**Work task:**
Each line below should be restated word for word.

**Input records:**
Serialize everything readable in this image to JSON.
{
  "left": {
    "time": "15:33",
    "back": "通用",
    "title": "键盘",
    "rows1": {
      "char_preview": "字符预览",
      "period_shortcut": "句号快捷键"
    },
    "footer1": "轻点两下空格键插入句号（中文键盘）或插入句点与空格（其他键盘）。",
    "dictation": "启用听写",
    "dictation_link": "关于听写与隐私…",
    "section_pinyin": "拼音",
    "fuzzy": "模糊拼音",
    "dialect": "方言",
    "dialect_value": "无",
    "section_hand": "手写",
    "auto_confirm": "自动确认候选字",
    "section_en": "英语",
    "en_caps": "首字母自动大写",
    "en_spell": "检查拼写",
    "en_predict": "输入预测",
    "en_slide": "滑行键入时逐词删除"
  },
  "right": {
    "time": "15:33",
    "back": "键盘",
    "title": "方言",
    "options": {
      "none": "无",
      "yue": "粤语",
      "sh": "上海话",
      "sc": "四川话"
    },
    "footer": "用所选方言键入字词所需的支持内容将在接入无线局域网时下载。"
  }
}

**Result of the exercise:**
Serialize everything readable in this image to JSON.
{
  "left": {
    "time": "15:33",
    "back": "通用",
    "title": "键盘",
    "rows1": {
      "char_preview": "字符预览",
      "period_shortcut": "句号快捷键"
    },
    "footer1": "轻点两下空格键插入句号（中文键盘）或插入句点与空格（其他键盘）。",
    "dictation": "启用听写",
    "dictation_link": "关于听写与隐私…",
    "section_pinyin": "拼音",
    "fuzzy": "模糊拼音",
    "dialect": "方言",
    "dialect_value": "无",
    "section_hand": "手写",
    "auto_confirm": "自动确认候选字",
    "section_en": "英语",
    "en_caps": "首字母自动大写",
    "en_spell": "检查拼写",
    "en_predict": "输入预测",
    "en_slide": "滑行键入时逐词删除"
  },
  "right": {
    "time": "15:33",
    "back": "键盘",
    "title": "方言",
    "options": {
      "none": "无",
      "yue": "粤语",
      "sh": "上海话",
      "sc": "四川话"
    },
    "footer": "用所选方言键入字词所需的支持内容将在接入无线局域网时下载。"
  }
}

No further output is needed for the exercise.